BLM Unpacked: More than just a hashtag – Effects on Policy Making

Written by: Amadine
Edited by: Sarah
Graphics by: Yana

In the wake of the horrific murder of George Floyd – the tip of the iceberg in America’s long history of police brutality – there has been an outpouring of support and widespread advocacy from netizens on various media platforms. Their efforts have not only educated millions on the effects of institutionalized racism, but have also led to drastic changes in policymaking.

Following the release of the eight minute and forty-six second video of a Minneapolis police officer kneeling on George Floyd’s neck, #BlackLivesMatter has reignited an international movement in an outcry to address racial injustices and disparities. People worldwide have come together in solidarity to speak out against issues of deep rooted racism, which have been reflected through the pervasive killings of African Americans in the United States.

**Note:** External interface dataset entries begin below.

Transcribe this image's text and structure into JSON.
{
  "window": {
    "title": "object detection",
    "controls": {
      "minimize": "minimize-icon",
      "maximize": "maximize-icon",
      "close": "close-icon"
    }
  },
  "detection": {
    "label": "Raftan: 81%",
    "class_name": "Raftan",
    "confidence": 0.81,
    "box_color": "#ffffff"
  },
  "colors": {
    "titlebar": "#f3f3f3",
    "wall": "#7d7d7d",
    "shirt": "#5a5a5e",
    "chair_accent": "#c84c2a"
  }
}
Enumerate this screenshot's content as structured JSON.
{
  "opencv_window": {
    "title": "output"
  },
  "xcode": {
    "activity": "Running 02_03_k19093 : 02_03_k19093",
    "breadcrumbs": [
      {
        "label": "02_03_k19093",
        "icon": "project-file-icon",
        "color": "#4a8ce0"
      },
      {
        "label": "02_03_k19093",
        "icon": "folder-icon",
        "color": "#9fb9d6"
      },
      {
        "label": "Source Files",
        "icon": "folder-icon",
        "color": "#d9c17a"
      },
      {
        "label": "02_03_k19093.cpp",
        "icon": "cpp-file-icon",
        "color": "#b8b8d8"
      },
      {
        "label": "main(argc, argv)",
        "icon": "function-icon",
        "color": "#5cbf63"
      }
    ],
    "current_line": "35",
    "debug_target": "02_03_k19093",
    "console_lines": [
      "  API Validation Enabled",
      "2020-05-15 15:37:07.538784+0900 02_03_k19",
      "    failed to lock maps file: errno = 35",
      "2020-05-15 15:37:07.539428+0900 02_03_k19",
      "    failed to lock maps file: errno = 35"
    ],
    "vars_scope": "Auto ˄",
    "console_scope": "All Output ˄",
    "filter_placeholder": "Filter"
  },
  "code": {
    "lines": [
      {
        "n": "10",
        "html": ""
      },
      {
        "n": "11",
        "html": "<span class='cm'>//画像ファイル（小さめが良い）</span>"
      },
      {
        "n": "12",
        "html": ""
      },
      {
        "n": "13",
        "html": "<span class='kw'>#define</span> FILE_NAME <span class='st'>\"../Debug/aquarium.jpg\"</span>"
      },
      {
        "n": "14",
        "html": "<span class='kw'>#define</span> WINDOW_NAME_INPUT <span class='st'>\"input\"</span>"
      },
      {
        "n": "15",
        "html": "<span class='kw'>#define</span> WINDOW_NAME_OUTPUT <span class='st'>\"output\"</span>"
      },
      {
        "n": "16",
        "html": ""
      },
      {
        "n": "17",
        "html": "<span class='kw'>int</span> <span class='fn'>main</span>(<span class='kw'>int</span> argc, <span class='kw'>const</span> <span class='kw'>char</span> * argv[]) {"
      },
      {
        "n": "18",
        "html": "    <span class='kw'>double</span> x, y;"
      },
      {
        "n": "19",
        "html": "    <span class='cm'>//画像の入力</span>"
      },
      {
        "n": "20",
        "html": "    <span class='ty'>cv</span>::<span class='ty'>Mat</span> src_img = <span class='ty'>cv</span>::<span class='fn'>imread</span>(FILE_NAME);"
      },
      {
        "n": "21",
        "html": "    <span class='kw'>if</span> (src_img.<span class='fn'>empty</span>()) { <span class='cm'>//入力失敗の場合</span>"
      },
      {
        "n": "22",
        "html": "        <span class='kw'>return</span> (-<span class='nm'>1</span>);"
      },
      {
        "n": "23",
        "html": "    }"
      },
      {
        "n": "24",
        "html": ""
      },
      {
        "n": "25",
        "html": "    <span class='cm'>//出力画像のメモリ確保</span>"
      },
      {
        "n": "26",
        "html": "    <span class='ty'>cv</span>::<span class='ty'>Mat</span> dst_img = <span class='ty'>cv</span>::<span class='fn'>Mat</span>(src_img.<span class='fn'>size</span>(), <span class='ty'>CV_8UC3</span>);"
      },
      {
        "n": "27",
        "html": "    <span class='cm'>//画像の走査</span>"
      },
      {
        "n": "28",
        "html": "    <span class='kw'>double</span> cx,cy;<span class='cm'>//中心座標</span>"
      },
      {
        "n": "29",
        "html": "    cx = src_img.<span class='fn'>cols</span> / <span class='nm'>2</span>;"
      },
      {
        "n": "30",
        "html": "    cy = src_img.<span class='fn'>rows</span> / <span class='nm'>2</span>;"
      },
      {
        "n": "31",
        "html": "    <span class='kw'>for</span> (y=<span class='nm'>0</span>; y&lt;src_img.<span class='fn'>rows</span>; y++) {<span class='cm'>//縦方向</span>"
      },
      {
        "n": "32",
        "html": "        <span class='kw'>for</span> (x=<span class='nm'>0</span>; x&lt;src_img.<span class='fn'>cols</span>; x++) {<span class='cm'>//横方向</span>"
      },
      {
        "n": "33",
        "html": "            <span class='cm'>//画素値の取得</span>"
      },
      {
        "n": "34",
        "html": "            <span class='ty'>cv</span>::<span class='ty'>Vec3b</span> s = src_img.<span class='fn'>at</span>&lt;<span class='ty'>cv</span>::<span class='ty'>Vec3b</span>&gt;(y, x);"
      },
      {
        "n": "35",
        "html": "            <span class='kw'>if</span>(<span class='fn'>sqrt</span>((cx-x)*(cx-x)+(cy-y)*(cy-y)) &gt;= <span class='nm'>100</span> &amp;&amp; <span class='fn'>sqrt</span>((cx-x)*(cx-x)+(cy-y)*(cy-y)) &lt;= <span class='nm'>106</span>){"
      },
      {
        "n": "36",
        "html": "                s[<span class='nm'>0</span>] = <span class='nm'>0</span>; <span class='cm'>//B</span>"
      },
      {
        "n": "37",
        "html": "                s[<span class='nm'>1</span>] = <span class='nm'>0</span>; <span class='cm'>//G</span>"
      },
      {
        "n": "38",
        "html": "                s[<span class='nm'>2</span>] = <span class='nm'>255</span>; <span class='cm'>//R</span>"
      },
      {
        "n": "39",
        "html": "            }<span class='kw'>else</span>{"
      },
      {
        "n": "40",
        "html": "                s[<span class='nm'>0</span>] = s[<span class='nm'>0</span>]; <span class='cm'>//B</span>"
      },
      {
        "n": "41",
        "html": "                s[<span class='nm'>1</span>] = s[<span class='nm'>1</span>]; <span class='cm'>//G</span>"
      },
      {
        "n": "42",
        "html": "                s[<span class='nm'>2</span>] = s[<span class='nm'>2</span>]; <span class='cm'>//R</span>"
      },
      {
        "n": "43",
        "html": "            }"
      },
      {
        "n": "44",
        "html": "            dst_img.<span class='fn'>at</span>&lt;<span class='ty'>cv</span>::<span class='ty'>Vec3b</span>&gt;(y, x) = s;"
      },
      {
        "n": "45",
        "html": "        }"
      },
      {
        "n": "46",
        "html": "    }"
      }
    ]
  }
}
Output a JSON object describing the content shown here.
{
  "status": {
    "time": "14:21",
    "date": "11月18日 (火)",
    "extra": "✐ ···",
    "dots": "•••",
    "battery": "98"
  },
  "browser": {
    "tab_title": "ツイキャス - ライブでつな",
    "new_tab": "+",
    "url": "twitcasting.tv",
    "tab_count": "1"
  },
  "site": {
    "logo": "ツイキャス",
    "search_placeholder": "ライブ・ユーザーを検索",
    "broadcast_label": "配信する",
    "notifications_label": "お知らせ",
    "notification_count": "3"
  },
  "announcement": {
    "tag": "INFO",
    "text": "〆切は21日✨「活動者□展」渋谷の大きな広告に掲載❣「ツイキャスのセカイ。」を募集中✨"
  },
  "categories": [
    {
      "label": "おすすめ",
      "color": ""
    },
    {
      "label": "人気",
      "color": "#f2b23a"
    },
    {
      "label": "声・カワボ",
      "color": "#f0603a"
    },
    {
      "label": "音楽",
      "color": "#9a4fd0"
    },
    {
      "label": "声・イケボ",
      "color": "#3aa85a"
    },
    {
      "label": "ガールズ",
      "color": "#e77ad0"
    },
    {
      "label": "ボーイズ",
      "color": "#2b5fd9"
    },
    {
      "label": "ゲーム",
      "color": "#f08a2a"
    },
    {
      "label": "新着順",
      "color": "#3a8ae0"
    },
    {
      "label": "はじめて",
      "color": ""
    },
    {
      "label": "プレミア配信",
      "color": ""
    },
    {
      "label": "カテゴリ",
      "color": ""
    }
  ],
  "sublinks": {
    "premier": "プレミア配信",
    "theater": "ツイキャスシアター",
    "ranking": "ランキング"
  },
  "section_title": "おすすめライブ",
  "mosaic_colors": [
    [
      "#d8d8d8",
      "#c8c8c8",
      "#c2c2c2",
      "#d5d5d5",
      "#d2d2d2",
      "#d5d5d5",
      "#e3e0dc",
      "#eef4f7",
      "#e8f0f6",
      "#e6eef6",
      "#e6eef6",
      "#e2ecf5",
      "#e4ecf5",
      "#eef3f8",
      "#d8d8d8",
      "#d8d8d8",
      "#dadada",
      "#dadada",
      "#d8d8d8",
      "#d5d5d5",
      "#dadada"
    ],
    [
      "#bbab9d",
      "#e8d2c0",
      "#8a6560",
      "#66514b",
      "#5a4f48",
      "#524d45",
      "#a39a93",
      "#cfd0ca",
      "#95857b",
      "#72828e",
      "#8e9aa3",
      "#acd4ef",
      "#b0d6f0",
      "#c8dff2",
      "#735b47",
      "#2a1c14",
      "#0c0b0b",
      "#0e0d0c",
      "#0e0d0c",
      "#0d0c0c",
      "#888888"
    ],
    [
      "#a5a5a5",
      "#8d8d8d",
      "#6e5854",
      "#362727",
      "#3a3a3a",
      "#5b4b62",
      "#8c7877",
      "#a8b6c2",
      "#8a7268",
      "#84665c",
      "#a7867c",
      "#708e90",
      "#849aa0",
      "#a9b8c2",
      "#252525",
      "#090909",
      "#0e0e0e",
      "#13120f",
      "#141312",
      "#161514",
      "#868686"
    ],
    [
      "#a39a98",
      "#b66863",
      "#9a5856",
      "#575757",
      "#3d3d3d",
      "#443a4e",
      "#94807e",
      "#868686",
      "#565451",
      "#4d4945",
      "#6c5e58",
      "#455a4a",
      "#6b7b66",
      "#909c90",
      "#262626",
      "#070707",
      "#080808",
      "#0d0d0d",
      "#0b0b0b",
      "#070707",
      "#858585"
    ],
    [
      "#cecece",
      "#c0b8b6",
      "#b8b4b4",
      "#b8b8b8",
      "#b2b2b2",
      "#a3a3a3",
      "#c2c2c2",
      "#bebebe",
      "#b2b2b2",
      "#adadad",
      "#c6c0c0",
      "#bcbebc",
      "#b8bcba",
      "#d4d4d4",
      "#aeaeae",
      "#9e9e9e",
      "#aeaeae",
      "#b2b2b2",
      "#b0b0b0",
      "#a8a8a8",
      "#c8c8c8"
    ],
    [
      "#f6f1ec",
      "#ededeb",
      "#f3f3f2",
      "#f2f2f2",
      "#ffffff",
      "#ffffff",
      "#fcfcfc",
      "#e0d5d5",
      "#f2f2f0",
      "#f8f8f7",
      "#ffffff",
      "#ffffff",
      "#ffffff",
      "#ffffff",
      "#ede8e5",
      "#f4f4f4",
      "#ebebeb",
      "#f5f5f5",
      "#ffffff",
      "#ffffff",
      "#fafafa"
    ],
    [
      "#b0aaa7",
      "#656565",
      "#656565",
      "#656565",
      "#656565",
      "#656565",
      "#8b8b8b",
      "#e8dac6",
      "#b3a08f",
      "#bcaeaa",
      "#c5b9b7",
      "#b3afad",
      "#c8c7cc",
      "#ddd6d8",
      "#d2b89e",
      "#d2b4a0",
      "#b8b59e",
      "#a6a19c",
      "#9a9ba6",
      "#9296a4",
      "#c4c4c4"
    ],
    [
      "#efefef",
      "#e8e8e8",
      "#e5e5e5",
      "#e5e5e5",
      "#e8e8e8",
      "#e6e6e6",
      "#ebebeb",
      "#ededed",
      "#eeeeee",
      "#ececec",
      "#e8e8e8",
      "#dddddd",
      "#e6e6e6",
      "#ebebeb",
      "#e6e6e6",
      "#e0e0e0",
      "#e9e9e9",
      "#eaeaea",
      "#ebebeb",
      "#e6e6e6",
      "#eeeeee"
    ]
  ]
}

Protestors, netizens, and teens alike have all played key roles in ensuring a true, physical change in bureaucratic policies through the creation of various petitions, protests, wide media coverage, and donations. In a statement made by Bill de Blasio, mayor of New York City, he expressed that following a new wave of reform, funding for the New York Police Department (NYPD) would be shifted towards the youth and social services (among other implementations). De Blasio further noted that these changes would take place over the next 18 months in order to “rebuild a fairer city that profoundly addresses injustice and disparity.” Moreover, lawmakers, initiated by De Blasio, signed a bill that would annul the 50-A Legislationー a rule protecting police from being held accountable and keeping police records contained from the publicーin transparency of police discipline.

The Justice in Policing Act of 2020, a civil rights and police reform bill introduced by the democratic party, was also passed this June in Congress with a bipartisan vote of 236 to 181. This bill would “hold law enforcement accountable for misconduct in court, improve transparency through data collection, and reform police training and policies.” Centered around the core pillars of accountability, transparency, and training, this bill directly targets smaller areas of the law that make it difficult to hold police accountable due to elements like statutory language, immunity, practices and patterns, investigations, and racial profiling.

These radical amendments in policymaking have demonstrated the large effect mass media and organized protests have had on shedding light on issues and creating powerful change through education, awareness, and influence. The future of racial injustice is being shaped by our generation. We are all catalysts for the change the world is experiencing.

Voices are being heard, and finally, action is being taken.